•Tuesday, July 28, Movie: Frozen, 5:30 p.m.
•Thursday, July 30, Meet the Chelsea Police Dogs, 11 a.m.
•Thursday, Aug. 6, Great Big Faces Cartoonist, 2 p.m.
•Monday, Aug. 10, Movie: Cinderella, 2 p.m.
•Thursday, Aug. 13, Animal Adventures, 11 a.m.
•Thursday, Aug. 20, Make a Superhero Mask, 3:30 p.m.
Another popular feature of this year’s summer program at the library is that each week is that every week a teacher from one of the elementary schools will be at the library to read with their students. That will happen every Tuesday.
“That was exceptionally popular last year with more than 100 kids showing up every week,” she said. “So, we will do that again and get all four schools in the complex participating. We’ll emphasize one school each week. We had the Kelly School last week and it was a big hit again.”
There will also be a drop in Lego Club available and the age newborn to 6 Raising a Reader Stories in the Park program every Wedne
Children’s Librarian Martha Boksenbaum of the Chelsea Public Library has kicked off the Summer Reading Club and a whole host of activities
this summer for young people in Chelsea to peruse.
sday morning as well.
“We have a lot going on and I’m very excited about it,” said Boksenbaum. “Last year, we increased our programs and I think this year will be even more exciting and successful. Chelsea Public Library is very busy during the school year, but it’s in the summer that the library really explodes with activity. We get so many kids coming in.”
The passing of Arnie Goodman removes from the local scene a man who truly gave his heart and soul to everything that was Chelsea on so many levels.
Arnie loved the city in which he was born and raised, and though Chelsea changed greatly over the decades, he never forgot his roots. Arnie was a beloved English teacher at the Shurtleff School and later taught English and physical education at the Williams School and Chelsea High School. But unlike many in his profession who go home at the end of the school day, Arnie’s work was just beginning when the final school bell rang. He ran the Shurtleff Intramural Basketball League and also served for many years as the junior varsity basketball coach and head coach of the Chelsea High boys basketball team. Arnie himself was an outstanding basketball player at CHS (from which he graduated with the Class of 1950) and went on to play basketball at Boston University. In all of these capacities, he served as a mentor to countless generations of students in the local school system.

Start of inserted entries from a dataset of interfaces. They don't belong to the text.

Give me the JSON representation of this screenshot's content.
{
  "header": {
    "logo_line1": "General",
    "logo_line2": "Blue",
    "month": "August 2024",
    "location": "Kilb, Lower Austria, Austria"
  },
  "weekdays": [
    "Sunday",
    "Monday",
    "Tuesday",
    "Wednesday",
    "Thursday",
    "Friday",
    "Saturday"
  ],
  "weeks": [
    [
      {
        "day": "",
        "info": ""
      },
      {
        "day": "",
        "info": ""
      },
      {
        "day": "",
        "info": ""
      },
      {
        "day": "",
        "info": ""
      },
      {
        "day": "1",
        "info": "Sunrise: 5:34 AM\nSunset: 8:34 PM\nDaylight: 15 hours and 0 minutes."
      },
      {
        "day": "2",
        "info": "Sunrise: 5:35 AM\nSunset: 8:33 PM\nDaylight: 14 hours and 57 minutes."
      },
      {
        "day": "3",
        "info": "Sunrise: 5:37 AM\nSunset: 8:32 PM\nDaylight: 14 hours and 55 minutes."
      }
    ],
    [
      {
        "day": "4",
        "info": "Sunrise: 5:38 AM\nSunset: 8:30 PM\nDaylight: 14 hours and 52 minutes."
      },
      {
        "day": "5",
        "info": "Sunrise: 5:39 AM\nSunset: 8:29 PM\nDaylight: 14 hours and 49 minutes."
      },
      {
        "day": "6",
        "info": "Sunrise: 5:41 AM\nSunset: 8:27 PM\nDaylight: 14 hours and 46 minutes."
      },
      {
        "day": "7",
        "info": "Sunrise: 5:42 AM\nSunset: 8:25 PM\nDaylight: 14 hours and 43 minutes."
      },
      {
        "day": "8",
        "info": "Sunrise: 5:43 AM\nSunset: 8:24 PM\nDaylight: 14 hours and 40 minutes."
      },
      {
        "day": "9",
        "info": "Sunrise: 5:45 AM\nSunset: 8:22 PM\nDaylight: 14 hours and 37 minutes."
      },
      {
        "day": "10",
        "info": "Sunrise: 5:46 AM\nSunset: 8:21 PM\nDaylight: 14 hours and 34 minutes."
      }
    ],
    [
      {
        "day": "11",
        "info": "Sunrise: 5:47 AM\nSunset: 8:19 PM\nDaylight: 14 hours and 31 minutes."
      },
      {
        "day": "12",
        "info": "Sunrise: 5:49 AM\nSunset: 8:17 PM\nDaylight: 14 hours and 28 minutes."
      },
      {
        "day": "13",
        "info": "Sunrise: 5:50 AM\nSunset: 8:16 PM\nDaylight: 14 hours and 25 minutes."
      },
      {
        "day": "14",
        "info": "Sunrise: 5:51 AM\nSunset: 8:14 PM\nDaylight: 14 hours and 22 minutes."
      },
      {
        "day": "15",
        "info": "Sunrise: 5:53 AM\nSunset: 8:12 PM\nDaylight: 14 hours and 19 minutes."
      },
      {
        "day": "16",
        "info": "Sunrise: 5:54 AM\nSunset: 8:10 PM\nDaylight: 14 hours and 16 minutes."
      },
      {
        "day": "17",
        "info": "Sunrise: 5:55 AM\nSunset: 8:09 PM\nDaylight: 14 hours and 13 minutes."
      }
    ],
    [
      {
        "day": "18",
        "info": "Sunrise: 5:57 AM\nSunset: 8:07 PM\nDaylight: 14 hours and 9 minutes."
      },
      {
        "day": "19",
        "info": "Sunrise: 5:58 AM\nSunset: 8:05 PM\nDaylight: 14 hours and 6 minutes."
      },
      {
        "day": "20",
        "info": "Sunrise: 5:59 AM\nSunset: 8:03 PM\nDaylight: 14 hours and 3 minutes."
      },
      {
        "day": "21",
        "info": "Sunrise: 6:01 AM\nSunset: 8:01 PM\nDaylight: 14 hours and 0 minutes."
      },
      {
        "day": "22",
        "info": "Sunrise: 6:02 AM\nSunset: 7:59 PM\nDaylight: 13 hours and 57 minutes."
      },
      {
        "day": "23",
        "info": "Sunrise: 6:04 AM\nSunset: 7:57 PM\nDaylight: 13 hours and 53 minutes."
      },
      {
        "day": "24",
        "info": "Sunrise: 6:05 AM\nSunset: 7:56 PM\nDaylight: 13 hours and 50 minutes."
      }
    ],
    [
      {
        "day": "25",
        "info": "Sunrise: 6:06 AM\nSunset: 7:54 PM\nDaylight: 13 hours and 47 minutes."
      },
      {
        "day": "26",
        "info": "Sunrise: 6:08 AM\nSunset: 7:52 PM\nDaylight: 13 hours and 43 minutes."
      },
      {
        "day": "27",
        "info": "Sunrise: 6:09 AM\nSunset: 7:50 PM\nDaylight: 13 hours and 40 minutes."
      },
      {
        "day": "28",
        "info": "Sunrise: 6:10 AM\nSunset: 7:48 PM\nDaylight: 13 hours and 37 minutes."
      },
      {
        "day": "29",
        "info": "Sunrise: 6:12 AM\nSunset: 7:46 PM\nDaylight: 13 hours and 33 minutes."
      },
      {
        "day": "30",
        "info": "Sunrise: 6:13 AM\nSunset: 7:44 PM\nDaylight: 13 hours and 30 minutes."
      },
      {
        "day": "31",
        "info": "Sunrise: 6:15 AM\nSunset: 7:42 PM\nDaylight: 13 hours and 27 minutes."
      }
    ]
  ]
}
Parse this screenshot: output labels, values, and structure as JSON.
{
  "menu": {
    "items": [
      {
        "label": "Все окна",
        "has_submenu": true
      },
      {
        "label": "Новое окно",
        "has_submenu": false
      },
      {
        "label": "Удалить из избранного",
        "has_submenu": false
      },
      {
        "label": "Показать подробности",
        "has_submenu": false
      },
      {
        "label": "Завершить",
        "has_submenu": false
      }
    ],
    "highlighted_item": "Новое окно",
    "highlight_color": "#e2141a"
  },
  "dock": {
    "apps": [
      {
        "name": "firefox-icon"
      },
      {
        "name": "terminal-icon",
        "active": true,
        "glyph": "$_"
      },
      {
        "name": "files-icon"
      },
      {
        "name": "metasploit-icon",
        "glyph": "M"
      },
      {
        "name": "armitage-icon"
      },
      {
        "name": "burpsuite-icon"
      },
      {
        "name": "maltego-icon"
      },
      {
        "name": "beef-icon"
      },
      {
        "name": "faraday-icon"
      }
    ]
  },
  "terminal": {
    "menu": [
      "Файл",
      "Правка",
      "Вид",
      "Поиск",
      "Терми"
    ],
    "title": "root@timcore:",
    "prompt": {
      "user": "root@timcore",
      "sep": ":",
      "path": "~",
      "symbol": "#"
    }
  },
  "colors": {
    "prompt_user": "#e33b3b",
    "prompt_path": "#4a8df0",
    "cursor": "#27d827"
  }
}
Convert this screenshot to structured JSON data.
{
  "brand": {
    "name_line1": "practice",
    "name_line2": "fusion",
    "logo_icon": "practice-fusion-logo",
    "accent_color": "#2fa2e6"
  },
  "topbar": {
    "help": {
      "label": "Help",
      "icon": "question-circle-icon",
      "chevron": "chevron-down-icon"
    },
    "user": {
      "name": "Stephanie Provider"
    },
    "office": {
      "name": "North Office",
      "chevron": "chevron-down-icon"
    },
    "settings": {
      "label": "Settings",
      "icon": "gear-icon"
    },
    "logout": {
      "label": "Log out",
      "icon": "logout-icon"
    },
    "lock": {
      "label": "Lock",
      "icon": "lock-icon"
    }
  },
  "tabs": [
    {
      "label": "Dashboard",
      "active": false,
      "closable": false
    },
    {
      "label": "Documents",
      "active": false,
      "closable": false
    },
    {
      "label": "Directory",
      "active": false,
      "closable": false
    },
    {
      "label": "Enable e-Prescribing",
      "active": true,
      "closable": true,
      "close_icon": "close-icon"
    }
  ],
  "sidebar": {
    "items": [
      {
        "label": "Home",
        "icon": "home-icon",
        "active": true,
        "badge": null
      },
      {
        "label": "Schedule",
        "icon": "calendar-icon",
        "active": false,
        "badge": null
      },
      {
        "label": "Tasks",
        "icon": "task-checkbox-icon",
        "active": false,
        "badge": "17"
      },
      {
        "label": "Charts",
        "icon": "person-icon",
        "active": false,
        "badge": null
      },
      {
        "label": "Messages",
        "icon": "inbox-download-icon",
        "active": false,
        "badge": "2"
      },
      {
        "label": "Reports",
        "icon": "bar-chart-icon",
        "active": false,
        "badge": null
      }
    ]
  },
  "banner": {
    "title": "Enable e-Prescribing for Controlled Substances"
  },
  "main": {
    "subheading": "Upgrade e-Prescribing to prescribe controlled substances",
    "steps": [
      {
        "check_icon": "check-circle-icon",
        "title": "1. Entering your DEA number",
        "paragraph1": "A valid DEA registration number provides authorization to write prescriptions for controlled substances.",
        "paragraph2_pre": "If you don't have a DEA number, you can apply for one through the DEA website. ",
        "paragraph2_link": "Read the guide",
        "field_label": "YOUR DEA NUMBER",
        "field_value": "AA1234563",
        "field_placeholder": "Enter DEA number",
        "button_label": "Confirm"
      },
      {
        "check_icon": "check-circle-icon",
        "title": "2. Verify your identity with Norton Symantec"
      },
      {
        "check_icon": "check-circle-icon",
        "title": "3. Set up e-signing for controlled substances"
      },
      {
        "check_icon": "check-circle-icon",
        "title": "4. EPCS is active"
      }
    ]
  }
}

In addition to his professional responsibilities, Arnie served in countless other roles in our community. He was a man of boundless energy and enthusiasm, who was a player and President of the Chelsea Municipal Fast Pitch Softball League during its heyday when the league nightly drew large crowds to Carter Park when the local loop was one of the best softball leagues in the area. Among his other well-known roles, Arnie was one of the originators of the Wild Animal Basketball League at the YMHA for young men; he was the Voice of the Red Devils as the public address announcer at Chelsea High football games; he wrote the “Sports of All Sorts” column for The Chelsea Record; he was one of the founders of the Chelsea High Sports Hall of Fame; and he was a member of the Chelsea Grand Reunion Committee (which held its gala reunion event Saturday night at Chelsea High), attending its regular meetings until recently when his long and courageous battle with pancreatic cancer finally began to take its toll.
For those of us who knew Arnie Goodman for literally almost our entire lives, we’ll remember that every conversation with “The Professor” was an enjoyable occasion, marked by his vast knowledge on virtually every subject and always intermingled with his opinions, wit, and sense of irony that is born and bred into everyone who grew up as a member of a certain generation in this city.
Arnie Goodman was a man who was respected and liked by all who had the good fortune to know him. When he turned 80 last year, there was a great birthday celebration conducted by family and friends at the Continental Restaurant. Arnie made an emotional speech on that day, thanking his family and friends for the tribute. We know we join with countless thousands of others in sending our condolences to his beloved wife Marlene and his daughters Kimberley and Carrie. He was a one of a kind person who really will be missed.